YERUSHALAYIM -
Knesset Chairman Yuli Edelstein (Yonatan Sindel/Flash90)
Knesset Chairman Yuli Edelstein (Yonatan Sindel/Flash90)

Just days after Israel signed an accord ending the diplomatic rupture with Turkey, prominent Members of Knesset have revived the charge of Armenian genocide in World War I, a highly sensitive issue in Ankara, which has consistently denied the charge.

Knesset Speaker Yuli Edelstein (Likud) and other MK’s called upon the government to recognize the Armenian Genocide, The Jerusalem Post reported on Tuesday.

“We cannot ignore, dwarf or deny this terrible genocide,” Edelstein stated. “We must disconnect current interests of this time and place from the difficult past.”

“We cannot remain apathetic, even if it’s late, to the suffering the Armenians experienced. Recognizing the Armenian genocide is important to us as human beings who carry moral responsibility and constantly hope to improve the world and society,” Edelstein stated.

Meretz chairwoman Zehava Gal-On, who initiated the discussion, said that recognition should not be put off in order to avoid angering the Turks.

“This is a decision Israel must make. Sometimes there is a price for doing the right thing, and sometimes the right choice is not the easy one. We are tested when we have to pay a price,” she stated.

The Israeli government is known to be against recognition. On May 31, a few days before the lower house of the German Bundestag voted to recognize the murder of the Armenian people, a discussion of the subject was scheduled in the Knesset.

However, it was reportedly postponed under pressure from the Foreign Ministry (which is headed by Prime Minister Netanyahu).

On Tuesday, Gal-On’s motion was approved, and the matter will be brought before the Knesset Education Committee.

On Sunday, the French parliament voted unanimously to pass a law banning the denial of crimes against humanity, including the massacre of Armenians.

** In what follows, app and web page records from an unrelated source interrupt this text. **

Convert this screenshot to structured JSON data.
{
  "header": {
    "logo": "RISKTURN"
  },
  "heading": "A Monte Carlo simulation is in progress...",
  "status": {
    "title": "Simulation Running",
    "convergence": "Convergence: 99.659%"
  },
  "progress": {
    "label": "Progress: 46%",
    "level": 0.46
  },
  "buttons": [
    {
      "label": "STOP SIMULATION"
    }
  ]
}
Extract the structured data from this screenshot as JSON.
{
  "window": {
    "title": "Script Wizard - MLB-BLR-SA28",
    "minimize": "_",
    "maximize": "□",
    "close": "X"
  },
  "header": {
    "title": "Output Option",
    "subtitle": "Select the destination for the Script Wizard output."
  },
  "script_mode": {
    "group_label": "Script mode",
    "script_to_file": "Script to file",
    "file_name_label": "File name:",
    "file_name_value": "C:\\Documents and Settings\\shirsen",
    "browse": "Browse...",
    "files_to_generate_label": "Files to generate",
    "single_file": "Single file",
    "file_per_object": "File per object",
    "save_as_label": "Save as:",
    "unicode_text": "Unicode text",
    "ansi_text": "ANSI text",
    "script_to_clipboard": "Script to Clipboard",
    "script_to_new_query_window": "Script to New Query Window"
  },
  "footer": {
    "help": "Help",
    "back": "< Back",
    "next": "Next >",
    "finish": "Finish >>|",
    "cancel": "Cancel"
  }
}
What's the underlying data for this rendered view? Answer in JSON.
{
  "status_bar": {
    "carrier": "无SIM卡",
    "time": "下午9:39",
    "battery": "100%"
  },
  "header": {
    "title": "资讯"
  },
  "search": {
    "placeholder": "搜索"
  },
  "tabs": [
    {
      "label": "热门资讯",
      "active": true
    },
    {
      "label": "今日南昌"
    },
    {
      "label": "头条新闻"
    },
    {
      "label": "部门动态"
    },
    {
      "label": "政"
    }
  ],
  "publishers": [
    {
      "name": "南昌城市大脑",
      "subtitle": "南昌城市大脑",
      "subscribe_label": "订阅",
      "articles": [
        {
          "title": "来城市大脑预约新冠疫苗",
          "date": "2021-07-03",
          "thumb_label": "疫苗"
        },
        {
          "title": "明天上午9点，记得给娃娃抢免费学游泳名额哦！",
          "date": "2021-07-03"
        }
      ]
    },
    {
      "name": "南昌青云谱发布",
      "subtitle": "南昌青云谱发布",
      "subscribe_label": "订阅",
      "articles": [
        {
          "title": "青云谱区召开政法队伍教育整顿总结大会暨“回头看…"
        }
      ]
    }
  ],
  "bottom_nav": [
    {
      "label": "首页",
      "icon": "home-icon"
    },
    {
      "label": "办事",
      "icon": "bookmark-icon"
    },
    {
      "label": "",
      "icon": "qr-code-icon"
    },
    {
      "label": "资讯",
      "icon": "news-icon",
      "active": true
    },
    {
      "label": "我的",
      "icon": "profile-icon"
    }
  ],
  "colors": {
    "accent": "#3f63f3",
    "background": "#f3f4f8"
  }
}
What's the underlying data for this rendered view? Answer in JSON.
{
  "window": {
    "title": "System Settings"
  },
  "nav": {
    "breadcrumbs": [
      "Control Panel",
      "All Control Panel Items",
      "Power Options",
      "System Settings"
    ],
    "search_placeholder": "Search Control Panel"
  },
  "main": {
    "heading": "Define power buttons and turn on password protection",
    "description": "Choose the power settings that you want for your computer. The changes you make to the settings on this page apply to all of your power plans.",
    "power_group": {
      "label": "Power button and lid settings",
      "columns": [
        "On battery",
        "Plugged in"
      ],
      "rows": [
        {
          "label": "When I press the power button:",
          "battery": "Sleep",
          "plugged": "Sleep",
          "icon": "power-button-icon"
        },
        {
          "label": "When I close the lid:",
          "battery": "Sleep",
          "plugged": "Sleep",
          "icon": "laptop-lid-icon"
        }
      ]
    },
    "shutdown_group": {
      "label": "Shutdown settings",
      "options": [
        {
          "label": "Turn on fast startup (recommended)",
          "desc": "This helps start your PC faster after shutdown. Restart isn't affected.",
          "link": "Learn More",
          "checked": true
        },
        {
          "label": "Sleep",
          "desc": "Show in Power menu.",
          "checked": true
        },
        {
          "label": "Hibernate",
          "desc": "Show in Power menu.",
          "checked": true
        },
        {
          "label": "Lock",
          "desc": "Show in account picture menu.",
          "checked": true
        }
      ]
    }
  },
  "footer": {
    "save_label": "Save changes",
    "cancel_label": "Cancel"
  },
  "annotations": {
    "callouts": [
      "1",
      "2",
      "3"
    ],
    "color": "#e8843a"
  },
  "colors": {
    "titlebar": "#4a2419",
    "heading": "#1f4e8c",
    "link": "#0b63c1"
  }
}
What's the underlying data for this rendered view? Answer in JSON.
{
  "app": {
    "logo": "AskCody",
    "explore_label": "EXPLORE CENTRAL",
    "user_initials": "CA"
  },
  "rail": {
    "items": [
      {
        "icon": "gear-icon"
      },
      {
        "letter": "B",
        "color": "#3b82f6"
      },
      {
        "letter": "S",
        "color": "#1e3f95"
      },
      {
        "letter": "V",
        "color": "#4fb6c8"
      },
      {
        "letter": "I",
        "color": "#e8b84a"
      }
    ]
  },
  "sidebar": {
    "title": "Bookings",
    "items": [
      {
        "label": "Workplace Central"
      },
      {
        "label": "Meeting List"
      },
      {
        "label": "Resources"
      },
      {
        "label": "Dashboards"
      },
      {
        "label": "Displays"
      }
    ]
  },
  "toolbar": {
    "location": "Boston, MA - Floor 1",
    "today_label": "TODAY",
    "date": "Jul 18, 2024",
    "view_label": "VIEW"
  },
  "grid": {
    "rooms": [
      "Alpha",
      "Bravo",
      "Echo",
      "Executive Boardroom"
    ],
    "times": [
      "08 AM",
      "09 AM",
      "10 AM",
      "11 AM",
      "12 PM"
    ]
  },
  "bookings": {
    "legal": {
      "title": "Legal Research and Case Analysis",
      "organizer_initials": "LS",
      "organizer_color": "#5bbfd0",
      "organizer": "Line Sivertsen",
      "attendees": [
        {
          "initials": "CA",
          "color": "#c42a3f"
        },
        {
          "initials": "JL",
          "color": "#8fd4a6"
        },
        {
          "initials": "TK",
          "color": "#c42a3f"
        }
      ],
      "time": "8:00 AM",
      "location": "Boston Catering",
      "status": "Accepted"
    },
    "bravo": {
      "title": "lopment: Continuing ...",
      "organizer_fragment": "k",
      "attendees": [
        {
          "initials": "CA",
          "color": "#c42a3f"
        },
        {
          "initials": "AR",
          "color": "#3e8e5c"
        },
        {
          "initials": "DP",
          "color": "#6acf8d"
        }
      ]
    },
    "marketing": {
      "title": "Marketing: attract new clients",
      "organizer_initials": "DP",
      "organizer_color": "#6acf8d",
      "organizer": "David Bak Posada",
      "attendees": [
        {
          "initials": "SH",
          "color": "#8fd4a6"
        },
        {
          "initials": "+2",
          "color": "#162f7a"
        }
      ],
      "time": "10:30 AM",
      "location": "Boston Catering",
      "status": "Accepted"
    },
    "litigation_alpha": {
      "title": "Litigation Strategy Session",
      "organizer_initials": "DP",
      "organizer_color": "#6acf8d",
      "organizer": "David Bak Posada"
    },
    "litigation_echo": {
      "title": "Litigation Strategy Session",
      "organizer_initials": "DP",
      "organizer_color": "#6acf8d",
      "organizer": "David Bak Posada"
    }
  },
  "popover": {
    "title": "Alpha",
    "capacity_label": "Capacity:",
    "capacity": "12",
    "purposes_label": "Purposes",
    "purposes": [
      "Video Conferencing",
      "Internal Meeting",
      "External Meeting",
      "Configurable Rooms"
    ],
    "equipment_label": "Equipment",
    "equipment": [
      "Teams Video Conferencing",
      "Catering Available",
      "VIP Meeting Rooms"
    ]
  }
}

Passed as an amendment to the current French holocaust law, it will make denial of genocidal events punishable by up to one year in prison and a 45,000 Euro fine.

Israel, the United States and Britain are among the countries which have not recognized the Armenian genocide.